──────── PROVIDED RECORDS ────────

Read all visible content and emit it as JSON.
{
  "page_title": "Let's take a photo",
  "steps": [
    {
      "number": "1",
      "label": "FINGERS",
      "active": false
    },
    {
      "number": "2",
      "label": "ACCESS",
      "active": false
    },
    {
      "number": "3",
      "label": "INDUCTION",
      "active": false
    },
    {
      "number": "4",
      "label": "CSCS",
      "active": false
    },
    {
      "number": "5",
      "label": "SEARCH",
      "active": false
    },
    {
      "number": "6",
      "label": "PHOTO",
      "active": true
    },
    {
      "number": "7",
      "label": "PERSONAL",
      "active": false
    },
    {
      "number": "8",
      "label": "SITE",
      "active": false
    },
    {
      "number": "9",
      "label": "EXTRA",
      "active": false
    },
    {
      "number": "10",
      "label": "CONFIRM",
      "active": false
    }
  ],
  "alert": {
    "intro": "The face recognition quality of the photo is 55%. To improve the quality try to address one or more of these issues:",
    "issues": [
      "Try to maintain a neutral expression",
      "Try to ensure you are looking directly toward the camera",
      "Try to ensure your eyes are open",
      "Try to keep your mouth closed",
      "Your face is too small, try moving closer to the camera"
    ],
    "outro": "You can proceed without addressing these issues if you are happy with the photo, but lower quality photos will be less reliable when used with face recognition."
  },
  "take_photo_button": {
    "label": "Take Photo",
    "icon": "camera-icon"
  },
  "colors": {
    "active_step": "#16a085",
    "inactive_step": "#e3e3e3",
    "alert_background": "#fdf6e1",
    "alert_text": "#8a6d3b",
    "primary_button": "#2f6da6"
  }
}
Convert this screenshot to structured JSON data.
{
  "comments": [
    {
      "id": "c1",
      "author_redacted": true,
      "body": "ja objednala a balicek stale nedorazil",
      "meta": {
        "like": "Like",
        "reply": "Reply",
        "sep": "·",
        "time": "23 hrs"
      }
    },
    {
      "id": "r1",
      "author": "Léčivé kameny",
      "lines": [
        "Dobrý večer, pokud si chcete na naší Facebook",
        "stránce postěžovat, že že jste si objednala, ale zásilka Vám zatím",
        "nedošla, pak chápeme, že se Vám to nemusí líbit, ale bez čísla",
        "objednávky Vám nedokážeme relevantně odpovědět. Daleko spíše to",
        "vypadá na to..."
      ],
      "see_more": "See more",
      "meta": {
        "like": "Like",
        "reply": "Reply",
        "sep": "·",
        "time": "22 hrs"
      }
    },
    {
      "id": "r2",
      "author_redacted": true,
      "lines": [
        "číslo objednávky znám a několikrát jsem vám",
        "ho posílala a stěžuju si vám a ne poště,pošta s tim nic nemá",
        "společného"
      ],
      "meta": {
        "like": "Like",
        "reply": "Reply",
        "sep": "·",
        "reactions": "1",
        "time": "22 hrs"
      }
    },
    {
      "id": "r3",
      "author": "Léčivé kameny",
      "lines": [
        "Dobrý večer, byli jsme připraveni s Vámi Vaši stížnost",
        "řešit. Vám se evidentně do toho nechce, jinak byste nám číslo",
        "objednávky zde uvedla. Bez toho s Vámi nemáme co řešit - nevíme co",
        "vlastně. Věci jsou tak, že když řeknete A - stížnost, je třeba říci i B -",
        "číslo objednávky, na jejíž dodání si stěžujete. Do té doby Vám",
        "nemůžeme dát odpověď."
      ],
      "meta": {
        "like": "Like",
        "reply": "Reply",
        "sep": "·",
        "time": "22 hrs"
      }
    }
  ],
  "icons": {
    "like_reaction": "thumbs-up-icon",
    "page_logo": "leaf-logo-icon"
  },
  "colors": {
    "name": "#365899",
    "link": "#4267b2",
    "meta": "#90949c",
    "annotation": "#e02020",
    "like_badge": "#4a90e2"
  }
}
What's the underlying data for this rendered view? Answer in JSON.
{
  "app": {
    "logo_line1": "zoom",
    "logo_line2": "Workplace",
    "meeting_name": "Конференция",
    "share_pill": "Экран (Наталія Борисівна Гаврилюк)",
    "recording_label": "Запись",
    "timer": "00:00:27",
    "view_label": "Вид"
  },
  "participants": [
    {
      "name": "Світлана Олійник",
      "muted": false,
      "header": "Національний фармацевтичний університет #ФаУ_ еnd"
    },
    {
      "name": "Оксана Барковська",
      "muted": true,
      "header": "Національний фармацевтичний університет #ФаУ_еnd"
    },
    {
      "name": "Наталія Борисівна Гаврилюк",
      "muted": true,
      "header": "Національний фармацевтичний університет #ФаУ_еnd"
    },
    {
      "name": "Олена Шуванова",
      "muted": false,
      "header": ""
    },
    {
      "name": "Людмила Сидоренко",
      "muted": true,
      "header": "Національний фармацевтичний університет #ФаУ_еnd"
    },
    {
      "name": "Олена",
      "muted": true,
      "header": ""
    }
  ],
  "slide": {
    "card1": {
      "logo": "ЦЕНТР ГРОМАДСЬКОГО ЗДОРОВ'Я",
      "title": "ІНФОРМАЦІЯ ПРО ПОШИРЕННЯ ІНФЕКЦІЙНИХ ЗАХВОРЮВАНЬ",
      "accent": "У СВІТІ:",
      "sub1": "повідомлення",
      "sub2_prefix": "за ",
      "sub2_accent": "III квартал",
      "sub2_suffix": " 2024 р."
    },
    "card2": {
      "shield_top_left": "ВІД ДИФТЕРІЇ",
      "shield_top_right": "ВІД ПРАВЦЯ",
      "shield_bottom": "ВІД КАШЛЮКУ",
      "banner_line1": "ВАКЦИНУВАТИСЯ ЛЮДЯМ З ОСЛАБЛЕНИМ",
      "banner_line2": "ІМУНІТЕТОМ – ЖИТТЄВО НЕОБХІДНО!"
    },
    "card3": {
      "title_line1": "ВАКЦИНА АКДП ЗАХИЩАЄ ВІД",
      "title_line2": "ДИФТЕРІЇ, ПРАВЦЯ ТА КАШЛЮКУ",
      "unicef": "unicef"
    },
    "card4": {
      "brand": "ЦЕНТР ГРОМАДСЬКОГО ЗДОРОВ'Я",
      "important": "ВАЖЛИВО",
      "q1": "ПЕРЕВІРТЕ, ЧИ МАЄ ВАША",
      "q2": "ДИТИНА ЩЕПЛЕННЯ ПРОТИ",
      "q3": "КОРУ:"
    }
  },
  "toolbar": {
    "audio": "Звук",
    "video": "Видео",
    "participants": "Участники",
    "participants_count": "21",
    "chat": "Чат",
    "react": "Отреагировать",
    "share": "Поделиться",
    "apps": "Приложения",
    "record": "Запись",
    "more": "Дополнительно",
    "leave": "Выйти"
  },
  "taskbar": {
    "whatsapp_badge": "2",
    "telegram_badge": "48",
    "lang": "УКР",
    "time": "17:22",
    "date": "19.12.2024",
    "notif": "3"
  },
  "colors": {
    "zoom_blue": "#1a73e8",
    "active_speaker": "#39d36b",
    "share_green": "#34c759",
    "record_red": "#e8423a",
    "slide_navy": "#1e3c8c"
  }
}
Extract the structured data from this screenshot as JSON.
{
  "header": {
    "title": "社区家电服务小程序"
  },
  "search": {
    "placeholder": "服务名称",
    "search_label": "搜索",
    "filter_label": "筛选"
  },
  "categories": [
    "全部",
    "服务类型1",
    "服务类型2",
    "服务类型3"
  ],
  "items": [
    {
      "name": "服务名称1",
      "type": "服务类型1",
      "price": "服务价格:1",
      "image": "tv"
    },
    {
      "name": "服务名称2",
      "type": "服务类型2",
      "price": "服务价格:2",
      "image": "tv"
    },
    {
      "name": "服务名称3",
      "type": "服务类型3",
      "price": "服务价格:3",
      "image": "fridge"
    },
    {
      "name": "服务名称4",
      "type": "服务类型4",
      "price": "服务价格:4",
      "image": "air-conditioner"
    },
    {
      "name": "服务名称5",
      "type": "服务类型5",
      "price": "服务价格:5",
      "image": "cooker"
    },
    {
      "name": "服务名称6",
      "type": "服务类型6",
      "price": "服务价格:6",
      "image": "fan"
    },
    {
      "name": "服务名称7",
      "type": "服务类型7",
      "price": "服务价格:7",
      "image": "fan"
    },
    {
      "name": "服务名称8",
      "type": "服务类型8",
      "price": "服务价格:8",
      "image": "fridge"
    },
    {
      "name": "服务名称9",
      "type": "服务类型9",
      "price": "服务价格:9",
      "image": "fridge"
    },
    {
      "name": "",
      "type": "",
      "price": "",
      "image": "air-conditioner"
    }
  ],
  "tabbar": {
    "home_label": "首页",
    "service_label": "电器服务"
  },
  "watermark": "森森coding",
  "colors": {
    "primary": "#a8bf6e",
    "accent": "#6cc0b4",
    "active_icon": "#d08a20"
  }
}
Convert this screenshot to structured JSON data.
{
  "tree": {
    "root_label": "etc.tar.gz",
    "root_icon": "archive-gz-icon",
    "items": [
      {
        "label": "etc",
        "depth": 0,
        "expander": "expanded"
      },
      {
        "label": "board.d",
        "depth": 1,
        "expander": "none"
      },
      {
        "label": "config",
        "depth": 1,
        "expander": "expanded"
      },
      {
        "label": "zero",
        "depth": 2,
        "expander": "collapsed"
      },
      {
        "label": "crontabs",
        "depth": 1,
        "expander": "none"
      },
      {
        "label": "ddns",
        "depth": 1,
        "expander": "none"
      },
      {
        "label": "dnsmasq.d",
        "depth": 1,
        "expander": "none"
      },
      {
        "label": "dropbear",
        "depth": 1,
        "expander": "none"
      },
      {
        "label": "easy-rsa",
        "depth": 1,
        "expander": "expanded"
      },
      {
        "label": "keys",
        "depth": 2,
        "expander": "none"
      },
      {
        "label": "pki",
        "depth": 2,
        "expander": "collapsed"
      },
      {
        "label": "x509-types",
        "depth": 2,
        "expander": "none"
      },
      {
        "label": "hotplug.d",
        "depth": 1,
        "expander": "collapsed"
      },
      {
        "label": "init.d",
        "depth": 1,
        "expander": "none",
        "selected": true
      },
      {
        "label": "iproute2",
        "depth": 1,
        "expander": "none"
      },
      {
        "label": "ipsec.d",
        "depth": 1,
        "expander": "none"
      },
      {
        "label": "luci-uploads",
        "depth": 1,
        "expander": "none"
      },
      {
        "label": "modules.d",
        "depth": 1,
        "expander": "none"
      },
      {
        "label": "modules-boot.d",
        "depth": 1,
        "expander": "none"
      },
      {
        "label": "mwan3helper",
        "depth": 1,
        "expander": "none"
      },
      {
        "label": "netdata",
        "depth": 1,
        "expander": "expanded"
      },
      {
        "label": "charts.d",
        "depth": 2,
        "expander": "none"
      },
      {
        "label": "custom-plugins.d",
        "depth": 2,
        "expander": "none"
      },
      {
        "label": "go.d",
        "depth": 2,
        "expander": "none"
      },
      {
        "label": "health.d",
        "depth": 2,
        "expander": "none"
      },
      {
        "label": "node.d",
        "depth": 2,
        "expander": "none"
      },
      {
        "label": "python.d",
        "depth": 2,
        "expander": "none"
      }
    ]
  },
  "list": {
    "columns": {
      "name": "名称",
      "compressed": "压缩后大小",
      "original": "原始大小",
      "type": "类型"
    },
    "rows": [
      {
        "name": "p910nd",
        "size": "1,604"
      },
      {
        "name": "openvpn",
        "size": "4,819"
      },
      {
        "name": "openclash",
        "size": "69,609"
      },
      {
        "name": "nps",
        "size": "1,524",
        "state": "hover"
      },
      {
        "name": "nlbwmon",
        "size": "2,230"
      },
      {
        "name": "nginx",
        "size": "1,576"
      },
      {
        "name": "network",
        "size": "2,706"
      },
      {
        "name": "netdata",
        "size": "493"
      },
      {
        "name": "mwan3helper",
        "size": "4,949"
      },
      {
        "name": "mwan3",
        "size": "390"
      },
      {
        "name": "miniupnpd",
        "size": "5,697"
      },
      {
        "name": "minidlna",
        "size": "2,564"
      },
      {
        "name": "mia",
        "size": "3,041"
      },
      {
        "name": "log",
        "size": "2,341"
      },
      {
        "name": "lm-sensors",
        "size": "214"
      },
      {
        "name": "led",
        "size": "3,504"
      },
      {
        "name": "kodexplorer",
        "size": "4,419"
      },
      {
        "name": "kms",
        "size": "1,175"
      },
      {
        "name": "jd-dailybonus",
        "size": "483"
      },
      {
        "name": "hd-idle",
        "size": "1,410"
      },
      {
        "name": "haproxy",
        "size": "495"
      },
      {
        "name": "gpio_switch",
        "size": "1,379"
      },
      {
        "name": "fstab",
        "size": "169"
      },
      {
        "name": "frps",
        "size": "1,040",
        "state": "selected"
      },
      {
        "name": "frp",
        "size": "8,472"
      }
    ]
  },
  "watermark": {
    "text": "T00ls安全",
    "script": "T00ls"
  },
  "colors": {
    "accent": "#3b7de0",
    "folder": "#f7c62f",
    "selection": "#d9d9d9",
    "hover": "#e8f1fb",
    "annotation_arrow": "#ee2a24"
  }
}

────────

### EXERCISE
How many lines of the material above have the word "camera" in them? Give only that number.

### OUTPUT OF THE TASK
3